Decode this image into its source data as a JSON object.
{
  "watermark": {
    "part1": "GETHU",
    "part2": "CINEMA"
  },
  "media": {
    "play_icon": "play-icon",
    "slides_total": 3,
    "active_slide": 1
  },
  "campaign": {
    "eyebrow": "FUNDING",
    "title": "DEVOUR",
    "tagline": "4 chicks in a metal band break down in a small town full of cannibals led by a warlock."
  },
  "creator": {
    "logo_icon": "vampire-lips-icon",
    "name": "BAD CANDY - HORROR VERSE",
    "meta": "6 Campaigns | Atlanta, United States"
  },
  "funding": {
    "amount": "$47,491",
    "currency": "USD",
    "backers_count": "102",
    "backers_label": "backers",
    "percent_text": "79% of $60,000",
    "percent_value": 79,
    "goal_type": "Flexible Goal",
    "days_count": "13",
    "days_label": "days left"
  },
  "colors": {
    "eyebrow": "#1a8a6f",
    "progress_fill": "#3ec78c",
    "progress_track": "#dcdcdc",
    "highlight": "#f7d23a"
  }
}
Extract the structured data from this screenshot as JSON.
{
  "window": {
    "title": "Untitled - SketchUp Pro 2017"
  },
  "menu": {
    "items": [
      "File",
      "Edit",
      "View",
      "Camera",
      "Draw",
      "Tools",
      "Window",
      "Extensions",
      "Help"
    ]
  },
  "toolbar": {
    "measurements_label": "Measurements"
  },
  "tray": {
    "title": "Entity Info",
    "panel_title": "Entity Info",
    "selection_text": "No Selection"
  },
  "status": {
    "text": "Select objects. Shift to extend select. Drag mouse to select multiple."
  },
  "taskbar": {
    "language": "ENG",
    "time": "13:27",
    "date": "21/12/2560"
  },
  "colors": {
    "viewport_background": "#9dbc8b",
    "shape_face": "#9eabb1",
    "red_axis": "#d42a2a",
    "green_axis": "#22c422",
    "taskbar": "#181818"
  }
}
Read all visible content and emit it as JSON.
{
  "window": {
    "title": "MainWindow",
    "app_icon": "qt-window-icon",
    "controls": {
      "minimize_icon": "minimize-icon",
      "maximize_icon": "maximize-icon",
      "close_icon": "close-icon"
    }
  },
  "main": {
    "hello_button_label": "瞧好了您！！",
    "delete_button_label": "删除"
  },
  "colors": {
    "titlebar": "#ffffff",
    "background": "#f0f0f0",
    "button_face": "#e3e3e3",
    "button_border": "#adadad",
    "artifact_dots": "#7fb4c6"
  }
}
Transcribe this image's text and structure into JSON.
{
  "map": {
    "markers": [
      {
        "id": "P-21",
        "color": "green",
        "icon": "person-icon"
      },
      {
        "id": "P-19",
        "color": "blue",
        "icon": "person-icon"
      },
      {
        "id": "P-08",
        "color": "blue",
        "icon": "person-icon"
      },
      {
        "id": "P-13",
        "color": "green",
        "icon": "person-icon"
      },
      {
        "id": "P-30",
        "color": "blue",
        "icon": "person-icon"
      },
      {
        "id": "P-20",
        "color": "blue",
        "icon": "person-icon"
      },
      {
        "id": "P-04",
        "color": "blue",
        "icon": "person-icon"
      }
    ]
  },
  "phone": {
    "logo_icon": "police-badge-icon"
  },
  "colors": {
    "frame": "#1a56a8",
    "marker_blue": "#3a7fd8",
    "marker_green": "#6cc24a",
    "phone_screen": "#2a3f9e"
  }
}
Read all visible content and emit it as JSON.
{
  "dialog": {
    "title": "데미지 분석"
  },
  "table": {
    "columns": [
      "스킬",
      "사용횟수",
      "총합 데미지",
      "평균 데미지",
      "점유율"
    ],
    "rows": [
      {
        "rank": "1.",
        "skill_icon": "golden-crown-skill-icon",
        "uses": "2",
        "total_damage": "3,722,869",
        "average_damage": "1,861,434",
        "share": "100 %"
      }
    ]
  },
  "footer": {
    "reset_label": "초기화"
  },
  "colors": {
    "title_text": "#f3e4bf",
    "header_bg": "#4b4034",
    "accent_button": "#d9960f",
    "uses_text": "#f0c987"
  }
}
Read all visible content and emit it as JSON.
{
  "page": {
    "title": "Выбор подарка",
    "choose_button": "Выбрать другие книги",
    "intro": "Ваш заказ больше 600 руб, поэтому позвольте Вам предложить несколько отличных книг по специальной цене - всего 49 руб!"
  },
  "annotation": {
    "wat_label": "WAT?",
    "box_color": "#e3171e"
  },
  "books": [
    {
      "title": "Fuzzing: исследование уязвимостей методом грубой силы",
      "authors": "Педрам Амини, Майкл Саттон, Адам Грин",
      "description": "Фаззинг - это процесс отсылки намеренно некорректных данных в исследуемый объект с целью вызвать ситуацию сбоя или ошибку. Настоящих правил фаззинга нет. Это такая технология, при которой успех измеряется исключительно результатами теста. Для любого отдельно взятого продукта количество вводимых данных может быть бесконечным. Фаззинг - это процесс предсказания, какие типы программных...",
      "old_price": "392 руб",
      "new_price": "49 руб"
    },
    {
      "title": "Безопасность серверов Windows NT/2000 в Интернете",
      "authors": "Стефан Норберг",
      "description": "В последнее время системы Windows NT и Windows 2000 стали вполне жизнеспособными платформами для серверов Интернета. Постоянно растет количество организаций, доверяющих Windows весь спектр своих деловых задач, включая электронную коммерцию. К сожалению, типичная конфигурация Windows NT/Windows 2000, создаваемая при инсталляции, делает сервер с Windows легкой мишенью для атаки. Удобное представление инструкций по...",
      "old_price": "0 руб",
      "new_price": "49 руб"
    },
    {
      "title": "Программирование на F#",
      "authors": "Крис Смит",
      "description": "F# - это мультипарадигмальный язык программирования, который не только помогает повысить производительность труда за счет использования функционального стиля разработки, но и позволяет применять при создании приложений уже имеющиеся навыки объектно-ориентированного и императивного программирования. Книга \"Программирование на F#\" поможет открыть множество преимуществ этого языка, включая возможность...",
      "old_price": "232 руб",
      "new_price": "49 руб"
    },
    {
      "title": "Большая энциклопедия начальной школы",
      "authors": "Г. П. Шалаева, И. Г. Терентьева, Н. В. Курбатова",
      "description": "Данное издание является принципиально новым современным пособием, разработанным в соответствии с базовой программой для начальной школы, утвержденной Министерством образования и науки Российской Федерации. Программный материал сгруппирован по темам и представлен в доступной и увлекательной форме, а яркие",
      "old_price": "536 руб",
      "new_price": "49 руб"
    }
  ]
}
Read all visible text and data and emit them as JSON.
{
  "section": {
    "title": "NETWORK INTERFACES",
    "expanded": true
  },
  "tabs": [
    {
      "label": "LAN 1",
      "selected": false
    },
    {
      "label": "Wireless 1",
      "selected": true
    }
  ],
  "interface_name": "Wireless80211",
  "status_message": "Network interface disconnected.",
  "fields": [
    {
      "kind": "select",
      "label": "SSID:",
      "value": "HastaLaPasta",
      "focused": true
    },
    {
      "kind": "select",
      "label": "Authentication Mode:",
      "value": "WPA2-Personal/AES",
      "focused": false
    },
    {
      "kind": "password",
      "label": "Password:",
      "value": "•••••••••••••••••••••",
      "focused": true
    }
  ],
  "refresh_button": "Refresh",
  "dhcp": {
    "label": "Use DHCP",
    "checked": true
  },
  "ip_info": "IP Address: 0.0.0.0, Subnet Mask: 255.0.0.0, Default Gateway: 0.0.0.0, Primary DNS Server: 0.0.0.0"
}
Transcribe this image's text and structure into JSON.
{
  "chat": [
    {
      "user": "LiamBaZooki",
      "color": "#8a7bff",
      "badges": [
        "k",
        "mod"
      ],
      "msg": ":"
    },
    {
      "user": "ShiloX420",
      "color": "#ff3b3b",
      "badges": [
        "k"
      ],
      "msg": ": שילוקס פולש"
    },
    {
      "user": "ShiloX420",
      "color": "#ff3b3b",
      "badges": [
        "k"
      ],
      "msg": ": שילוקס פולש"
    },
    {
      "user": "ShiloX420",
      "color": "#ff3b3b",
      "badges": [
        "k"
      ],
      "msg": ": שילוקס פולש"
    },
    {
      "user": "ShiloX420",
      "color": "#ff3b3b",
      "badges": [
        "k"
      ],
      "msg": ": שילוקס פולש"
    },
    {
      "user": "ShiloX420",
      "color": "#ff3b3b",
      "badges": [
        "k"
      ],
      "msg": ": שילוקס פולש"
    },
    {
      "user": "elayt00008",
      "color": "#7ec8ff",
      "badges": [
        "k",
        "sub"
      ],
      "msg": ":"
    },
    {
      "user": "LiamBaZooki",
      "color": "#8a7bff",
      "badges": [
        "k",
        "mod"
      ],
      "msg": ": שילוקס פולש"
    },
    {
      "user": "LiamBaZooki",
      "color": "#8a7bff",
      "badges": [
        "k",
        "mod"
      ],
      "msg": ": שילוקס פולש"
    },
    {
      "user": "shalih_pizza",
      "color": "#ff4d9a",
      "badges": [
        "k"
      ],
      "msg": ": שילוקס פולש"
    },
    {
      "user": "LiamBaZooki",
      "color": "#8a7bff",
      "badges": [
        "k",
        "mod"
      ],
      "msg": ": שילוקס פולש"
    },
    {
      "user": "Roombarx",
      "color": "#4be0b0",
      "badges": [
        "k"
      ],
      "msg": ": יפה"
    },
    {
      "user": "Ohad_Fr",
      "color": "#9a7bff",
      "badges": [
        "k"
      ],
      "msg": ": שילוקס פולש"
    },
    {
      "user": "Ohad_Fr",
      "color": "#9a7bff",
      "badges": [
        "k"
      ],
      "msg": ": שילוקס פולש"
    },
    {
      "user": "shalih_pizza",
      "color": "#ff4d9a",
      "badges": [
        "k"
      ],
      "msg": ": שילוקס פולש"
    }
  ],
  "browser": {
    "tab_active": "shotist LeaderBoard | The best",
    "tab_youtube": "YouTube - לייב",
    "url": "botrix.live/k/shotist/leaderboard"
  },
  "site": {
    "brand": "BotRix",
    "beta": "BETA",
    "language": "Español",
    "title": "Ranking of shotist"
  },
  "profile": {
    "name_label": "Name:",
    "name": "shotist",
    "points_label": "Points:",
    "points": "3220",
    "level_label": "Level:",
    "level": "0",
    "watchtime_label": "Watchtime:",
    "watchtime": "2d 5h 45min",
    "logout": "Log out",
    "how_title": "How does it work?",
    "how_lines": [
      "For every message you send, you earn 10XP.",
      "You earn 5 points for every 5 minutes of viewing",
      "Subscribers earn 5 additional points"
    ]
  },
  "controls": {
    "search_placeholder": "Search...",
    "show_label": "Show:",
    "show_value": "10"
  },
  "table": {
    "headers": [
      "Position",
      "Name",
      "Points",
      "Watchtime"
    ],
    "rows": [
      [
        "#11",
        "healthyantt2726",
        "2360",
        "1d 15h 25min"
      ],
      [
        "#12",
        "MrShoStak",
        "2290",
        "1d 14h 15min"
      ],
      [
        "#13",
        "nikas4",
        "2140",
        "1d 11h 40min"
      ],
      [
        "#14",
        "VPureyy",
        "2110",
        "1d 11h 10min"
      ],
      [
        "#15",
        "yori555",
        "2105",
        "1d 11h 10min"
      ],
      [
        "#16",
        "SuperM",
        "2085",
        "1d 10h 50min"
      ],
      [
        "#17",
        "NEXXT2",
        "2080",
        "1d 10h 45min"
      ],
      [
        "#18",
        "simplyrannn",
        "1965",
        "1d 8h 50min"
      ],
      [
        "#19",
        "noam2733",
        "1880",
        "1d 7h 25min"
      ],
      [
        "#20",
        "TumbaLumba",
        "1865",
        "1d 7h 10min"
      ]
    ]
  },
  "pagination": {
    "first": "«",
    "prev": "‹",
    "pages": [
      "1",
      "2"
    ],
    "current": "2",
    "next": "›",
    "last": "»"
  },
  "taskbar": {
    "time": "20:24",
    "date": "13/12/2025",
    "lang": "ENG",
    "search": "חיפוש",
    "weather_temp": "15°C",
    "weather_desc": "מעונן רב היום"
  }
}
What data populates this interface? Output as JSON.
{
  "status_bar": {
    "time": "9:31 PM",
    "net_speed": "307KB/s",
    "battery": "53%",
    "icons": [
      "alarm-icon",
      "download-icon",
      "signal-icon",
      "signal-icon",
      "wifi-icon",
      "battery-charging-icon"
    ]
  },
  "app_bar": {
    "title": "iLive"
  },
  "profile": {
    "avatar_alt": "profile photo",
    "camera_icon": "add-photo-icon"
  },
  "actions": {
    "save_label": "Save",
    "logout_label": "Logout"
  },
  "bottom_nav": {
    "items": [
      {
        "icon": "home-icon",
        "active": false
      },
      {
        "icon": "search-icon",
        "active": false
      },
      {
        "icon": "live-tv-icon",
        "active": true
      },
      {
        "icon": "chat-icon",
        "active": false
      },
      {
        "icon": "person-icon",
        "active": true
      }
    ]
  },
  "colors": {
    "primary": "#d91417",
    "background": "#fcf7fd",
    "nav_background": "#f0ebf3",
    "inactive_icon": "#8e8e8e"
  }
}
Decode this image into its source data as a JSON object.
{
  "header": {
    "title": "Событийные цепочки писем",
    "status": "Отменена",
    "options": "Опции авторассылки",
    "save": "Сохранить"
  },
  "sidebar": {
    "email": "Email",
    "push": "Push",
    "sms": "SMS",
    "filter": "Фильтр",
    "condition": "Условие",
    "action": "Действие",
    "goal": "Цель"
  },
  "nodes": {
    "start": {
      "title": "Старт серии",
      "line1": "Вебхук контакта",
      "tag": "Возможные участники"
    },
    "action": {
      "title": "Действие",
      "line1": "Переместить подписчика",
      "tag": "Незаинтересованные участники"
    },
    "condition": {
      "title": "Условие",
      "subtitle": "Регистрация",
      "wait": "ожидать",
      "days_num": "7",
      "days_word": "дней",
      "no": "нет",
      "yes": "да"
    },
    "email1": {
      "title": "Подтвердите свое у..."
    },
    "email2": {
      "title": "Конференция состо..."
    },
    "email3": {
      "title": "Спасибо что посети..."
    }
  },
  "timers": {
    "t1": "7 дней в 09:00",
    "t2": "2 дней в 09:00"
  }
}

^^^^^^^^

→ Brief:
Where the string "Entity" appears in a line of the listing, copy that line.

→ Exercise output:
    "title": "Entity Info",
    "panel_title": "Entity Info",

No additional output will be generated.